The Turkish judiciary has disregarded fair trial guarantees and due process and continues to apply broadly defined anti-terrorism laws to punish acts protected under international human rights law. Some members of the judiciary and legal profession are subjected to sanctions for the legitimate exercise of their professional duties. The judicial harassment of individuals such as journalists, politicians, activists, social media users and human rights defenders for their real or perceived dissent continues unabated.
In 2020, four human rights defenders, including Taner Kılıç, were convicted in the baseless Büyükada trial. Despite his acquittal in the Gezi trial and a European Court of Human Rights (ECtHR) ruling for his release, Osman Kavala remains in prison. In December 2021, a majority vote of the Council of Europe Committee of Ministers began the formal process of infringement against Turkey for failing to release Kavala.
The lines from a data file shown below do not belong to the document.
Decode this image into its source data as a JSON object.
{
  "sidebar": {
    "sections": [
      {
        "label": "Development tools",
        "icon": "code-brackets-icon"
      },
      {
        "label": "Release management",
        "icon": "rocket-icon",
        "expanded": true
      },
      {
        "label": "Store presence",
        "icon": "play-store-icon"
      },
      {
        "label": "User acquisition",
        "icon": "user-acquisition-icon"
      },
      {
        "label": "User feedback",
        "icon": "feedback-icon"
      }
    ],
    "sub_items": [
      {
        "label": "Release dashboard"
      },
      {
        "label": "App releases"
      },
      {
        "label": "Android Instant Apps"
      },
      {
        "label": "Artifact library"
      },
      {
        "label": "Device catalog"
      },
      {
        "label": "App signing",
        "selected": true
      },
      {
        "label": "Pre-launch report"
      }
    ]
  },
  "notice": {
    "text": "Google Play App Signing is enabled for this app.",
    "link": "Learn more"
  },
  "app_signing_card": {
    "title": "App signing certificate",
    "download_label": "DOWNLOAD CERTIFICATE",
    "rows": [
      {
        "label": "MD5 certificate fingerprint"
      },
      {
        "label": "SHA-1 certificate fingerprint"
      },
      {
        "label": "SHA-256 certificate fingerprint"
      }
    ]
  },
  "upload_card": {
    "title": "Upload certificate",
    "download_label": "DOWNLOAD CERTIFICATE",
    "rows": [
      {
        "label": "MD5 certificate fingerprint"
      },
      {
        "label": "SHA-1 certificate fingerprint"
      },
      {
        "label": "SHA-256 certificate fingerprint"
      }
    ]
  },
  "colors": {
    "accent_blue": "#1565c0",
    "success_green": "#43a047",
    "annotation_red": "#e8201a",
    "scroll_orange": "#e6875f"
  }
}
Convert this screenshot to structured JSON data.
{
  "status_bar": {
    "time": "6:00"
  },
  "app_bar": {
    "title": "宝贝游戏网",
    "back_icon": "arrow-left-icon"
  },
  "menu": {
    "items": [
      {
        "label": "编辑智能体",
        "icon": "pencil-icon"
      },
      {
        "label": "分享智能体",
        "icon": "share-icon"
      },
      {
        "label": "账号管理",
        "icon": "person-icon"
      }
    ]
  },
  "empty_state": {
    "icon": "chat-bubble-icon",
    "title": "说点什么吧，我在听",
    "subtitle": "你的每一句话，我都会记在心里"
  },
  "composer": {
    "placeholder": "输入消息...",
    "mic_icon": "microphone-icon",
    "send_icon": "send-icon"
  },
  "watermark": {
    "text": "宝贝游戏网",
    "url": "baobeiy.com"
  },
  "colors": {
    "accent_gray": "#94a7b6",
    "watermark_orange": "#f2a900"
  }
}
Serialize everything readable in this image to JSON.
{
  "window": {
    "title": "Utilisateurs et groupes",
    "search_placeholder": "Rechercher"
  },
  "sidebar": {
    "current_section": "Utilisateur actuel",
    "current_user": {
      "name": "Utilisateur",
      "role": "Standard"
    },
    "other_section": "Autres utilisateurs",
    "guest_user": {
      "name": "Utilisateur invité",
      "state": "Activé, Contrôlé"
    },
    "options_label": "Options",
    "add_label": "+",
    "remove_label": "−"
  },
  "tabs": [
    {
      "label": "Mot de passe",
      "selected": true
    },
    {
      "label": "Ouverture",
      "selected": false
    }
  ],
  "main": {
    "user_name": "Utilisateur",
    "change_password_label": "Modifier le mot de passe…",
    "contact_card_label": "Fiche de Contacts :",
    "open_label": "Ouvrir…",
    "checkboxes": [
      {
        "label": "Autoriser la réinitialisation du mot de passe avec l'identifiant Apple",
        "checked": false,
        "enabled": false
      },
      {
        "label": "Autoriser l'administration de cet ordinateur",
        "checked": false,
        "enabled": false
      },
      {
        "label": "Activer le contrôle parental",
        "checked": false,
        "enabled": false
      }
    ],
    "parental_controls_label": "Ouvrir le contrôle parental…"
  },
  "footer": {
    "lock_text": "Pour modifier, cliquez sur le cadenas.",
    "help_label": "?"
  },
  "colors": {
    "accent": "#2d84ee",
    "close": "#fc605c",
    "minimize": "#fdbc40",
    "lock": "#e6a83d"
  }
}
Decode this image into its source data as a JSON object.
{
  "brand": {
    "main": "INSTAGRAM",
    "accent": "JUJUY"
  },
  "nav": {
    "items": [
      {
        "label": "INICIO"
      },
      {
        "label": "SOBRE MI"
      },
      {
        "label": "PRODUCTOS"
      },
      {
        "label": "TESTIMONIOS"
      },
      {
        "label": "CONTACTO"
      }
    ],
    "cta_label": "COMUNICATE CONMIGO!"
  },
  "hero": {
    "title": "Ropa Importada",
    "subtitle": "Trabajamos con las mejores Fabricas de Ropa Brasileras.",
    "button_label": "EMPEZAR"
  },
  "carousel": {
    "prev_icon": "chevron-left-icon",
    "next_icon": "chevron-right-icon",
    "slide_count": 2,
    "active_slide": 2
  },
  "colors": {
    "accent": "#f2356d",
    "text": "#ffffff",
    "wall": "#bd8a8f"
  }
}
Discrimination and violence against women and LGBTQ+ persons is an ongoing problem. The country officially withdrew from the Istanbul convention, which offers a legal framework to protect women from violence and promote gender equality, through legislation, education and awareness raising.on July 1, 2020. Comments by a senior state official against LGBTI people are endorsed by some government officials, including President Erdoğan. However, in a rare bit of good news, in October 2021 Ankara Criminal Court of First Instance to acquit 18 students and an academic who were prosecuted for taking part in a campus-based Pride parade at Middle East Technical University (METU) in May 2019.
Credible reports of torture and other ill-treatment continued to be made.